(Dataset items)

⁂

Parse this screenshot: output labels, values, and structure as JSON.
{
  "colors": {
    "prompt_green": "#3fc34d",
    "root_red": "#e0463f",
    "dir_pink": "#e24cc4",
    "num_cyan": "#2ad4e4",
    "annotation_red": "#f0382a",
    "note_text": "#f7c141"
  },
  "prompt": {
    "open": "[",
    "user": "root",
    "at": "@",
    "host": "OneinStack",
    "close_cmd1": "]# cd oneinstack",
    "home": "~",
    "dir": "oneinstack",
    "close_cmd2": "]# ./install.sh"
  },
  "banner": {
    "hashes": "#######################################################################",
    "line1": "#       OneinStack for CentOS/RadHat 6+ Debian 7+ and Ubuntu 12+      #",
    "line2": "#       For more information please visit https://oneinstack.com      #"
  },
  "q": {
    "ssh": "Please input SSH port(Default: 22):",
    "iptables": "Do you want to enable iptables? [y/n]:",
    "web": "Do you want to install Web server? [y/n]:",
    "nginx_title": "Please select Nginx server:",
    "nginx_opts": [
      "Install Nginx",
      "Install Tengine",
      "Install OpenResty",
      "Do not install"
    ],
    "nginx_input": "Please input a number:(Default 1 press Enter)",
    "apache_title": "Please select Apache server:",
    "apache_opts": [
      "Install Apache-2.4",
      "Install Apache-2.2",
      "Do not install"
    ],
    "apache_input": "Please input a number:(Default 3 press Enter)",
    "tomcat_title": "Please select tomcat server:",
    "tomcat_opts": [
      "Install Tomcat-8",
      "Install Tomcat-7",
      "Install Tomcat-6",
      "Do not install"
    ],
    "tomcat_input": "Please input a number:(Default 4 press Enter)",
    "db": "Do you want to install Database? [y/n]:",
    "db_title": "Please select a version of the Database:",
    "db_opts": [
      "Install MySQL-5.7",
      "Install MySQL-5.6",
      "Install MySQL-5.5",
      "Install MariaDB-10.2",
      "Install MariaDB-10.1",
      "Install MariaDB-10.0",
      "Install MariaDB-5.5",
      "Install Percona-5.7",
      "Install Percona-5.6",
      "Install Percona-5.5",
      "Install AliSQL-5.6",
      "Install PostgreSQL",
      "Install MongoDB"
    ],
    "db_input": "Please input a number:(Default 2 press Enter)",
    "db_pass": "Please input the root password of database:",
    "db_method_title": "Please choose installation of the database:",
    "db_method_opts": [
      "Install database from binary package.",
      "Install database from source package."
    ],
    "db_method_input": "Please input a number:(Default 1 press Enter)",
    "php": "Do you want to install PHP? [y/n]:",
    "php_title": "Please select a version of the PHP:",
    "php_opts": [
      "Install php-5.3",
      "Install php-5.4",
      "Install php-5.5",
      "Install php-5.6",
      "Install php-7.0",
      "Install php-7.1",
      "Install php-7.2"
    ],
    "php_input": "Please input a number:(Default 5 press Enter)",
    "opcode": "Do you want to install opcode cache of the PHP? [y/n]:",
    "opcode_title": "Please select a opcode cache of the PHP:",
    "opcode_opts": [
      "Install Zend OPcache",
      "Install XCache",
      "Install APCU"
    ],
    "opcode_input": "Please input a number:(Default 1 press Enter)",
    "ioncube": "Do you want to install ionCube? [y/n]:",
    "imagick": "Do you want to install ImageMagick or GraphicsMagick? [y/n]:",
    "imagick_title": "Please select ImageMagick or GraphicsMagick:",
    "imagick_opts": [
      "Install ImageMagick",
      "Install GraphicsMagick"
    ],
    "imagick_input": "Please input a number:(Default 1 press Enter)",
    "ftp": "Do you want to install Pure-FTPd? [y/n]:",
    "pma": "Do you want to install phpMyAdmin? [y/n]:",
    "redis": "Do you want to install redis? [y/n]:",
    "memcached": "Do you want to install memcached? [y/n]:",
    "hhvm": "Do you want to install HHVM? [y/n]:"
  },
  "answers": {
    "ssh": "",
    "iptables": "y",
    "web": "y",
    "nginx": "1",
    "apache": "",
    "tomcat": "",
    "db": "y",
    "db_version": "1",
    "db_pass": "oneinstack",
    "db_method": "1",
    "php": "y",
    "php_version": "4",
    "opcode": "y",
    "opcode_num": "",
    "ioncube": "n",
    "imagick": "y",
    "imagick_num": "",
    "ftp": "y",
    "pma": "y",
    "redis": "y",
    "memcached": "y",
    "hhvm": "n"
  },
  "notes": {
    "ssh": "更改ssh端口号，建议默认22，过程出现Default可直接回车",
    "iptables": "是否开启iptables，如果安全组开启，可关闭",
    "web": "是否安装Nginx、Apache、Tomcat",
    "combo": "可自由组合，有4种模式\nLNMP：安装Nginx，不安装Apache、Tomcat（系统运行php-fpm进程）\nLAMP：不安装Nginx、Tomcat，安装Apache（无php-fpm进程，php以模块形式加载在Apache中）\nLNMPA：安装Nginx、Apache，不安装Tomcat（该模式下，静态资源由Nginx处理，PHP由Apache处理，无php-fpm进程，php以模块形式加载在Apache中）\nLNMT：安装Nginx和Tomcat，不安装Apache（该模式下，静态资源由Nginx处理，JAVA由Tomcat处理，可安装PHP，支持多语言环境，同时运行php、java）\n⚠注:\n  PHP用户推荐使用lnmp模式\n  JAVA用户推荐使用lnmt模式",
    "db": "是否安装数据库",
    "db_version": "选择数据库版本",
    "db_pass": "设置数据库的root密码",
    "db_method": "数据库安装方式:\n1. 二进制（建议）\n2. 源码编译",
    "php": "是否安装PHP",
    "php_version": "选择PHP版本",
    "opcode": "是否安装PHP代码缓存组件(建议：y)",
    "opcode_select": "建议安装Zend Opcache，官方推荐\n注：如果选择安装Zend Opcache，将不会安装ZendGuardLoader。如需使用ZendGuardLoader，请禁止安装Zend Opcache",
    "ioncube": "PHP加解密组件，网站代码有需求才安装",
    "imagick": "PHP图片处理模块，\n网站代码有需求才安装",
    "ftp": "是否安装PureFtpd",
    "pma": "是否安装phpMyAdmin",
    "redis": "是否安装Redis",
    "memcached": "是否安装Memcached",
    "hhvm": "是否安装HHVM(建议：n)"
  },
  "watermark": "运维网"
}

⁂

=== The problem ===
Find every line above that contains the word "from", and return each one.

=== Expected output ===
      "Install database from binary package.",
      "Install database from source package."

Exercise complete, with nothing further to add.